As parents and caregivers, you are your child’s first teacher. Each month, we’ll share simple ways you’re helping your child learn every day and share resources that you can use at home. Brought to you in partnership with Fortune School and ABC10.
Everyday Learning Tip #6: Media Mentorship
- Make learning fun at home
- Recommendations for children of all ages
- Help your children achieve their full potential
Technology can inspire wonder and learning. Parents can model how to children engage with media and support their use of technology.
Tracy Humphrey from ABC 10 with Youth Librarian Caitlin
- Children need guided experiences with technology in order to develop strong digital skills
- Try out any technology before allowing your child to use it
- Engage in media with your child! This is called co-viewing
- Technology can inspire wonder and learning
- The library can provide digital literacy practices in a safe setting with a wide array of tools
Everyday Learning Tip #5: Empower your child to become the Family Reader
Let your child take the lead when you are reading.
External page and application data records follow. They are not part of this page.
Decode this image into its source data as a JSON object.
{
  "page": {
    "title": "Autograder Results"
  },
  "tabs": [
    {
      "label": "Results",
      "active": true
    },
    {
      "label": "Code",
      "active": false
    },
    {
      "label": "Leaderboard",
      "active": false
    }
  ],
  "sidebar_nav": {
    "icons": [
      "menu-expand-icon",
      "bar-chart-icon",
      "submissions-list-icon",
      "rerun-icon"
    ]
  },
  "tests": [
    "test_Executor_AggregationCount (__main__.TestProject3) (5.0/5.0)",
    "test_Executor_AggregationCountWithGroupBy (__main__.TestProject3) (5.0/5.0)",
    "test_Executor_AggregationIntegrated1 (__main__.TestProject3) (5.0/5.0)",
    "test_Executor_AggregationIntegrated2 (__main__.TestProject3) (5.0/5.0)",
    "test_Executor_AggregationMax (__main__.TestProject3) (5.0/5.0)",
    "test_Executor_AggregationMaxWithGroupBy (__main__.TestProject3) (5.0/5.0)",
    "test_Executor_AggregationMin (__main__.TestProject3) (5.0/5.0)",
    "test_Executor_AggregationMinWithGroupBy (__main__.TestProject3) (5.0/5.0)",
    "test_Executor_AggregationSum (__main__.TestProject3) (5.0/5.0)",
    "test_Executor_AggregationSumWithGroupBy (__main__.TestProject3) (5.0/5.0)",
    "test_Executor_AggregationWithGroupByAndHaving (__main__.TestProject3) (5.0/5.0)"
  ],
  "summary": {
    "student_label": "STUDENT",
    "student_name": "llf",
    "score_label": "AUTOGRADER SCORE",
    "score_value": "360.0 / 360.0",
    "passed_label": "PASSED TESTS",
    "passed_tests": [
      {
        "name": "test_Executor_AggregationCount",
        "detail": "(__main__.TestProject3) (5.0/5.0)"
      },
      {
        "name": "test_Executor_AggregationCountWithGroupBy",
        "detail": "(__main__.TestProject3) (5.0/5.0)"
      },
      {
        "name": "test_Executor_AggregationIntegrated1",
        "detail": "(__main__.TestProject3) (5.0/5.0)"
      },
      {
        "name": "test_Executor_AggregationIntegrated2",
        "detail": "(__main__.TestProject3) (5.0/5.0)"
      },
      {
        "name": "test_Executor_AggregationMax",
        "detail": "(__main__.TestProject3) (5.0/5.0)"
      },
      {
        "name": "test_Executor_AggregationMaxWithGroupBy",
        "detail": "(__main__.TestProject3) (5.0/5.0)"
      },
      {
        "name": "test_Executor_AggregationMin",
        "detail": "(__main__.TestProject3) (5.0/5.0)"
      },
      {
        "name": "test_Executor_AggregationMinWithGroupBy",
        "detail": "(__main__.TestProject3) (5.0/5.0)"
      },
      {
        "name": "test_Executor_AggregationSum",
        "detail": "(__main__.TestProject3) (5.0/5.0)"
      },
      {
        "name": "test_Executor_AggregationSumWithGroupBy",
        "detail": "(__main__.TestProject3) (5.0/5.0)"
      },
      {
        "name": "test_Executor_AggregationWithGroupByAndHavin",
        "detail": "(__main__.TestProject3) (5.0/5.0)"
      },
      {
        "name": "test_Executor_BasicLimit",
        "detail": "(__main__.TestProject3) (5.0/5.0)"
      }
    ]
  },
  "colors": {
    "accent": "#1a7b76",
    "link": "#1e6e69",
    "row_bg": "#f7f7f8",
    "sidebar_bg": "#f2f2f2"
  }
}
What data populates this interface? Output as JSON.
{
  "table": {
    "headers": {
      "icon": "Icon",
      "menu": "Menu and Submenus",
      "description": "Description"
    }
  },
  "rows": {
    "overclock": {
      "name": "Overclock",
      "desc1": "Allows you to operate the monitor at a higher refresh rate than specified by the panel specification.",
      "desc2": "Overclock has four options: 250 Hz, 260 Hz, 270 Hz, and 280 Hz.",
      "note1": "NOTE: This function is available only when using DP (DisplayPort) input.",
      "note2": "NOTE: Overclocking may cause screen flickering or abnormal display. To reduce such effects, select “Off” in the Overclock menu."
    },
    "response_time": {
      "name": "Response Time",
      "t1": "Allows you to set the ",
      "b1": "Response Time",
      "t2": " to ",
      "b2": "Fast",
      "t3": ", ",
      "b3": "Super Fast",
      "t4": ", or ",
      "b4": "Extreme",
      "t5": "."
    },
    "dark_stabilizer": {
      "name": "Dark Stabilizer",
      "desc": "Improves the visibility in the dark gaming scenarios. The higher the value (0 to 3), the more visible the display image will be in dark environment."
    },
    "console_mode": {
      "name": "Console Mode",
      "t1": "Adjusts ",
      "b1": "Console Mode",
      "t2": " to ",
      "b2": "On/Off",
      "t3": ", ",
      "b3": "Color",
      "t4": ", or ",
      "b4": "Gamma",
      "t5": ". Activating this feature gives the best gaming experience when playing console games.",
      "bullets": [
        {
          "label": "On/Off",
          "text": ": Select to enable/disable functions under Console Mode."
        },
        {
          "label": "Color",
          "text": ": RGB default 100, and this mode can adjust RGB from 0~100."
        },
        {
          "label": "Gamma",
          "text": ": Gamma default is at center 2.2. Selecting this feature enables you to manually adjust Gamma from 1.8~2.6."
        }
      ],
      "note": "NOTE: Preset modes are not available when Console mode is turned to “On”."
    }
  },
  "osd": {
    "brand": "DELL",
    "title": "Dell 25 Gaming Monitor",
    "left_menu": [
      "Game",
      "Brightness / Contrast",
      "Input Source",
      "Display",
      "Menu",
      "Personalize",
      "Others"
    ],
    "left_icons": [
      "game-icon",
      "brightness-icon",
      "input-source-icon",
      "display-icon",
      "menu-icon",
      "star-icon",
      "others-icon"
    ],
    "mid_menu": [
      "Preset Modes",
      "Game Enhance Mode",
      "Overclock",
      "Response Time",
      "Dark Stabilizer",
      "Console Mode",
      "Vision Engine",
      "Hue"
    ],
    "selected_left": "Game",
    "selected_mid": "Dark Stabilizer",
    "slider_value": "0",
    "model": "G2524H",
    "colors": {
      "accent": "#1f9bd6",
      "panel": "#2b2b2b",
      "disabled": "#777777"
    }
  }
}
Allow your child to choose the book to share with the family. Pre-readers can narrate the pictures or “read” a favorite they know by heart. Encourage reading to family members. Older children can read to younger siblings. Children can read to pets or stuffed animals. Or kids can call family members to share storytime over the phone or video chat.
When you empower your child to be the family reader, you’re helping build their confidence. Older children often build literacy skills and confidence when they read to younger siblings. Younger children see good reading behaviors and benefit from exposure to higher-level books they aren’t yet able to read on their own.
Make reading together fun and judgment-free. Don’t worry about pronunciation. Be silly and play with voices and read with expression.
Tracy Humphrey from ABC 10 with Youth Librarian Mandy
Everyday Learning Tip #4: Cook together
Invite your kids into the kitchen. Ask your child to read recipes aloud while you’re cooking dinner. This helps build vocabulary and fluency. Let them get in on the action while you cook and keep track of the clock. It’s also a fun way to practice math skills.
Tracy Humphrey from ABC 10 with Early Learning Specialist Nate
For some cooking inspiration you can check out a cooking themed early learning kit at the Sacramento Public Library. It includes one tote bag (Stacking Alphabet Letter Blocks and Dough Cutters, Stainless Steel Pots and Pans Set, one book, and one informational sheet). We also have a number of cook books available in our physical and digital collection
Everyday Learning Tip #3: All reading is good reading
It’s ok to let go of expectations around reading level. There are advantages to reading books that are both hard and easy. When a reader is motivated by a story, they can stretch above their reading level, and may learn some new vocabulary along the way. Reading an old book can be a comfort, as well as a way to feel confident in their reading ability.
Looking for some reading inspiration? Sacramento Public Library can help. Tell us what you love to read, and our librarians will hand-select items to match your interests for curbside pickup with our personal shopping service
Everyday Learning Tip #2: Homework help
Everyone, at any age, can use a little help sometimes.
Learning a new concept can be challenging for students and parents alike. Particularly right now, as we all are adjusting to the new normal. Be kind to yourselves. If you find your student struggling with a topic, it’s ok to switch gears. Take a break and work on something that sparks their interest and then revisit it. Remember that every student’s learning journey is different.
Sacramento Public Library has a wealth of homework help resources
. Connect with a live tutor in English and Spanish who can help with a variety of subjects including math, English, history and more.
Tracy Humphrey from ABC 10 with K-12 Educational Specialist Amanda
Everyday Learning Tip #1: Sing together
Singing slows down language so children can hear the different sounds that make up words. Have some fun and make it a karaoke night. Pull up the lyrics to your favorite songs and sing along. Seeing words and singing them at the same time is a fun way to develop vocabulary.
Tracy Humphrey from ABC 10 with Early Learning and Development Manager Donna
About Fortune School
Fortune School is a network of tuition-free charter public schools focused on closing the African American achievement gap. Students are accepted regardless of background or academic record during the open enrollment period, and on a first-come, first-served basis thereafter. Learn more
about Fortune School.